In the early days of the 20th Century, the Guilford College area was a pastoral burg on the western perimeter of Greensboro; the cocoon-like "bubble" of the campus even more pronounced. Having only a few hundred students at the time made the atmosphere quite intimate. Each undergrad knew or knew of one another. Like today, they lived, ate and sweated classes together, but in those days the vast majority were from North Carolina. Although most were N.C. natives, it's a large state with a hundred counties. Students formed "clubs" with folks from their home counties, the cliques being called, "County Clubs." Sharing a place of origin gave them something in common - an affinity group for the gregarious and homesick alike.
The largest County Clubs, with dozens of "members" were usually Guilford County, and a few neighboring counties such as Alamance, Stokes and Randolph. Smaller groups represented North Carolina's coastal and mountain counties, those being somewhat distant from the school's central Piedmont setting.
Some clubs represented several counties or regions. Inevitably, the fewest in number was the "Out of State Club," students from other states or countries - occasionally large in number, although there wouldn't be a significant number of out-of-state and international students until the 1930s.
Similar to the literary societies of the day, the County Clubs were important social outlets on campus, hosting informal parties and mixers, picnics and gatherings. However, a rotating seating arrangement in chapel and
during mealtimes in Founders kept students circulating, and clubs from becoming too exclusive.
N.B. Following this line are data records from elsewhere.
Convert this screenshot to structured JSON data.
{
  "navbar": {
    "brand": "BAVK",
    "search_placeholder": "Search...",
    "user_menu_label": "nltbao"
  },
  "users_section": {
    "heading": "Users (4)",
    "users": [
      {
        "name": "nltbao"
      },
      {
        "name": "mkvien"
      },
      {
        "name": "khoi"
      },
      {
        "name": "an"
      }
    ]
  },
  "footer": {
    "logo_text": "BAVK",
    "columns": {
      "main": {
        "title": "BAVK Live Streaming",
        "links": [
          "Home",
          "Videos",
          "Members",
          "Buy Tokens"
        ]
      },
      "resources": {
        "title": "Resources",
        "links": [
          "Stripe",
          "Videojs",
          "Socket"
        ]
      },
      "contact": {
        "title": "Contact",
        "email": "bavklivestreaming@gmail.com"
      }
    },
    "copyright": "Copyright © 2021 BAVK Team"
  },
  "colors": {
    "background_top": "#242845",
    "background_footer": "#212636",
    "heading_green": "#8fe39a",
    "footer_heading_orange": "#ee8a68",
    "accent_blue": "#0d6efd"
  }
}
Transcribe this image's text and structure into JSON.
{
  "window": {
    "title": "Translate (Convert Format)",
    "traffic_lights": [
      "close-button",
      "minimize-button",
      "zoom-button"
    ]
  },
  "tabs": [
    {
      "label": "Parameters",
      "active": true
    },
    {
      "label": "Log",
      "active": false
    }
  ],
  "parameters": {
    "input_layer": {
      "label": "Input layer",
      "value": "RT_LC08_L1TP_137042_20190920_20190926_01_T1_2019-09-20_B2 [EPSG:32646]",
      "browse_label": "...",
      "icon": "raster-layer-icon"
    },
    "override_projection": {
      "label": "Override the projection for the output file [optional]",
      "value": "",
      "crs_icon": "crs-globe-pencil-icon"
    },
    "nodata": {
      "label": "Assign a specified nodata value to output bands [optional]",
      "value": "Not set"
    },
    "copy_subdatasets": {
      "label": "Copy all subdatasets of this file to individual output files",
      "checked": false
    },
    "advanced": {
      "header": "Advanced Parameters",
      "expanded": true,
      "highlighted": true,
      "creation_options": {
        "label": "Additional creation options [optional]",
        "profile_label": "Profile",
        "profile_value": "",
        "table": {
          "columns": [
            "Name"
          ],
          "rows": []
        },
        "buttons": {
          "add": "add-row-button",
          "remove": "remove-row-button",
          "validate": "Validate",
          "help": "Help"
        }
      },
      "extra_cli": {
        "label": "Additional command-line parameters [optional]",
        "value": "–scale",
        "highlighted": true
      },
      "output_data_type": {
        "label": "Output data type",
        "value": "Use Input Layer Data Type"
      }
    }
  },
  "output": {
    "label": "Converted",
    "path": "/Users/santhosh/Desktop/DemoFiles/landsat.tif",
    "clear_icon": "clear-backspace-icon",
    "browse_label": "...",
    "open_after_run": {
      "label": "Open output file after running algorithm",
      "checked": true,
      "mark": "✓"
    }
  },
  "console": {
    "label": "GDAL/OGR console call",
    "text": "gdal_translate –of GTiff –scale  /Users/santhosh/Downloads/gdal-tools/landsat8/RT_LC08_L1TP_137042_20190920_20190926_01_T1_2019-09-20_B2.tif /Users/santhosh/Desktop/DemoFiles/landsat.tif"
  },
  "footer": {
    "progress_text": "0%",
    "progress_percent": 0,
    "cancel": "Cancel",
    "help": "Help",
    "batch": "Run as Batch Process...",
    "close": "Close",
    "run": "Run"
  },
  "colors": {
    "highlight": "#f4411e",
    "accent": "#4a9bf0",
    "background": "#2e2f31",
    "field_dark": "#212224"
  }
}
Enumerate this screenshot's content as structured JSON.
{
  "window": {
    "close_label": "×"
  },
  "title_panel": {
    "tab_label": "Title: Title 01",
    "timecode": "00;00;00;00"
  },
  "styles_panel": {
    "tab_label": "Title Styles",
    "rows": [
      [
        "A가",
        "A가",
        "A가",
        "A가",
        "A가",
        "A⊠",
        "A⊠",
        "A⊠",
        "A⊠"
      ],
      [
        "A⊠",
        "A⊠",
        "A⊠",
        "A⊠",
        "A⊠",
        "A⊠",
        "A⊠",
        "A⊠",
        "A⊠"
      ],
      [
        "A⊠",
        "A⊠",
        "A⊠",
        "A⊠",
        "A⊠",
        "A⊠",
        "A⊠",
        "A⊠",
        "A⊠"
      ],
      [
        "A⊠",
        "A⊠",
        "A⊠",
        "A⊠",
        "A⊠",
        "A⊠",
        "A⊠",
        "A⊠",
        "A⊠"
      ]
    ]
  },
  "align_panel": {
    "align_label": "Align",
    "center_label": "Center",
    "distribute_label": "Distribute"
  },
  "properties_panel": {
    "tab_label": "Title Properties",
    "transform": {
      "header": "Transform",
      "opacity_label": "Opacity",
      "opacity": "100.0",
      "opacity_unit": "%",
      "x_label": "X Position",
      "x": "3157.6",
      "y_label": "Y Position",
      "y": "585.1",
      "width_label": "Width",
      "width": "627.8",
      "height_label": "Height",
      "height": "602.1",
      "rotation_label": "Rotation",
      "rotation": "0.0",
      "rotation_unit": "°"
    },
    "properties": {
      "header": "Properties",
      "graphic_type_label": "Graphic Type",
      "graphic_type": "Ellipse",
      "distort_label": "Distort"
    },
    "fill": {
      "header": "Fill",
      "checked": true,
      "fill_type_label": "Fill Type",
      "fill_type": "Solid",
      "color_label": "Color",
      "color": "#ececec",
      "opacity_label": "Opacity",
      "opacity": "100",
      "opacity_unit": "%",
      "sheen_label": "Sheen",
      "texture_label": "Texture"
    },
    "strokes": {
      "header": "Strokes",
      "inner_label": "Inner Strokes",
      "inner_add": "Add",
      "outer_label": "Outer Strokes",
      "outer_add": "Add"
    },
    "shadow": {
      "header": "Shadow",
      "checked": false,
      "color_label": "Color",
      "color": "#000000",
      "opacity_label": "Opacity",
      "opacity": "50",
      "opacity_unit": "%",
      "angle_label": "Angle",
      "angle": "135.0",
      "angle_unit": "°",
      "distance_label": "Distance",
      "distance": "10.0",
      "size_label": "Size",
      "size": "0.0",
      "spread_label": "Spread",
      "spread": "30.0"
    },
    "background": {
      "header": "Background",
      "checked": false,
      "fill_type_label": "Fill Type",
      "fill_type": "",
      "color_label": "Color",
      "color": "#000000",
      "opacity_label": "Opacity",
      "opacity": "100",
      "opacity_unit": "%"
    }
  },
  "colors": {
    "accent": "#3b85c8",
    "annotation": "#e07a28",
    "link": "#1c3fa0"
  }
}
And like the literary clubs, the County Clubs largely petered out by the early 1930s as other student interests took hold, such as YMCA, YWCA, Debate Clubs, Glee Clubs, and the like.
Tar Heel Land
I'd rather be born in the home of a Tar Heel
With just a Tar Heel's fame
Than to be a prince in Europe
With a title to my name.
'Cause I love the song that the bluebirds sing
When the drone of a bee announces Spring.
We have no scrapping in in Tar Heel Land -
When everything goes right.
We have no fear of aeroplanes
To keep us up at night.
If one should stray away down home
A smile to the leader would surely come.
And he'd want to fly down to take a hand
With the good old folks in Tar Heel Land.
There are visions down home in a setting sun,
But not any music in a big siege gun.
We know how to handle them, that's all true,
But it's just one task that we hate to do -
So please excuse us and we'll hoe our corn,
While we whistle a tune in the early morn.
(*Poem by "I.T.V." in The Quaker, 1917. Photos also courtesy of The Quaker.)